You’re right, I really can’t wait to retire. Another 3 to 6 years, depending on whether or not I can take a reduced pension.
I’m so allergic to sunflowers, and they are so pretty. Maybe Mexican sunflowers aren’t REAL sunflowers?…Something else I need to check on. CPBD takes over the mind and leaves you vulnerable. Don’t feel bad.
Well, sunflowers and Mexican sunflowers are in different genera – Helianthus and Tithonia. They’re both in the Aster family, though. Apparently, some people are allergic to Tithonia, according to a quick google search.
I love the look of Mexican sunflowers, another to add to the list! I understand about plant buying compulsion ….it’s an addiction, but such a productive one!
Nice haul! I wouldn’t know anything about compulsive plant buying but I’ve heard about this disorder in others. I haven’t grown Mexican sunflowers for years but love them. Maybe I’ll have to go nursery hopping to try and find some.
Yes, I’m sure that you would never commit compulsive plant buying. Your self-control in garden centers is legendary!
Hello Jason, I love the red of the Lobelia Cardinalis, if I remember, I think they need damp or even boggy conditions and full sun to thrive? You said they were short-lived but I wonder if you could renew them through seeds or cuttings?
Yes, they do like a lot of moisture but they don’t require full sun – part sun can be adequate. If conditions are good they will self-sow.
I laughed when I read about your compulsive plant buying! I too do that and when I get home I wonder where the heck I am going to put them all! Going to the garden center or nursery with a list or plan in my mind never seems to work out!

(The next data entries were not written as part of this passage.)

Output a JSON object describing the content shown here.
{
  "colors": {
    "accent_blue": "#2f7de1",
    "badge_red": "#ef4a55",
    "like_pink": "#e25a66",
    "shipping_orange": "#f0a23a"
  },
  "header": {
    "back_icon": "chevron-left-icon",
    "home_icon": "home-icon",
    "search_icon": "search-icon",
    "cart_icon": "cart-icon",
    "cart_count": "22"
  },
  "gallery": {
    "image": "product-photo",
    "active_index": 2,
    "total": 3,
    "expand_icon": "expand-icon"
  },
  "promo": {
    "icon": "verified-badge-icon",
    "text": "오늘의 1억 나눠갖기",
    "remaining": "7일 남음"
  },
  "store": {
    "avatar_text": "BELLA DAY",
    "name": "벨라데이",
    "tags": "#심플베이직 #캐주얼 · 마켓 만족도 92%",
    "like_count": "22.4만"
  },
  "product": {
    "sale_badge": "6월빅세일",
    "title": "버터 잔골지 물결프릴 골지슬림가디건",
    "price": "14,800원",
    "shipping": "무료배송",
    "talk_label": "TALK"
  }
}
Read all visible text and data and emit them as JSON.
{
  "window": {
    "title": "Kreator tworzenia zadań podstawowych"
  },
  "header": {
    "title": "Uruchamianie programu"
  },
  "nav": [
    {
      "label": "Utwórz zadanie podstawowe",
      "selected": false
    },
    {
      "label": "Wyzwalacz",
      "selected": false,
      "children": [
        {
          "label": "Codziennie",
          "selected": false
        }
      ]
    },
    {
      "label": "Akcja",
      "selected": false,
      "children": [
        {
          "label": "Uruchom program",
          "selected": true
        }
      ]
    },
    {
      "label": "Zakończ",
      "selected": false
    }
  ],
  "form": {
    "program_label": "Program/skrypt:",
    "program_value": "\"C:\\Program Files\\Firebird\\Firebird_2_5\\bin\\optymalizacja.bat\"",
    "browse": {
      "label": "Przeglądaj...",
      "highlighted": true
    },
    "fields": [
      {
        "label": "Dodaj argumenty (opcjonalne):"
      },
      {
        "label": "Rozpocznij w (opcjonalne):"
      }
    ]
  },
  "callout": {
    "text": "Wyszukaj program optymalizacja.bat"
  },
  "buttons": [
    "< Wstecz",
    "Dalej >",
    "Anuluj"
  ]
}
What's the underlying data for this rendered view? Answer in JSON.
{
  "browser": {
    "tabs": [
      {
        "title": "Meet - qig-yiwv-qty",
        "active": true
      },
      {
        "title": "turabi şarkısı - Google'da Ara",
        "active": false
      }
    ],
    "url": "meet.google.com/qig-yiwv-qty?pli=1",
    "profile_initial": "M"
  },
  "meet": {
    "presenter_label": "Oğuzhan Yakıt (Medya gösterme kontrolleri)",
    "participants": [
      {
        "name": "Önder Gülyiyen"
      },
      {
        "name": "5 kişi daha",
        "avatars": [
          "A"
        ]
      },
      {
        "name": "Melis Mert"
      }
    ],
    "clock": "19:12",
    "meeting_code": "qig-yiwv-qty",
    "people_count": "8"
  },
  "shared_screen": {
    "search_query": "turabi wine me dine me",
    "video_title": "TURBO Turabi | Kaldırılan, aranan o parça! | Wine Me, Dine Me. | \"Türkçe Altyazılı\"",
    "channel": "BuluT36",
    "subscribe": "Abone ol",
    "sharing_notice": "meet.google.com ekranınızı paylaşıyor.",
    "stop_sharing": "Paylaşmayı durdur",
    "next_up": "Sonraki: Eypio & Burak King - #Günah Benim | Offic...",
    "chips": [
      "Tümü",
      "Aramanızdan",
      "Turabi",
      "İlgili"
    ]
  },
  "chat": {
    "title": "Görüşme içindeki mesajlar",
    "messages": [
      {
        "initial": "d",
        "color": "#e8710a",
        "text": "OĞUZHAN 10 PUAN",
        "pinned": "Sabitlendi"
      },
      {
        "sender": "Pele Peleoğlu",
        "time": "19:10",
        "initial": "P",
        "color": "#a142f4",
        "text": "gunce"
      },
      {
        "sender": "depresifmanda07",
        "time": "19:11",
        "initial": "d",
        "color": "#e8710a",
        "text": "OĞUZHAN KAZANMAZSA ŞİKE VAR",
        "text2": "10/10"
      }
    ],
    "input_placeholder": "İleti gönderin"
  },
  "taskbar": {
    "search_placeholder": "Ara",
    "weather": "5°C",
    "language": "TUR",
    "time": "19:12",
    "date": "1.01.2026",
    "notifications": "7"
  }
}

Nor for me. The compulsion doesn’t care about any stinkin’ lists.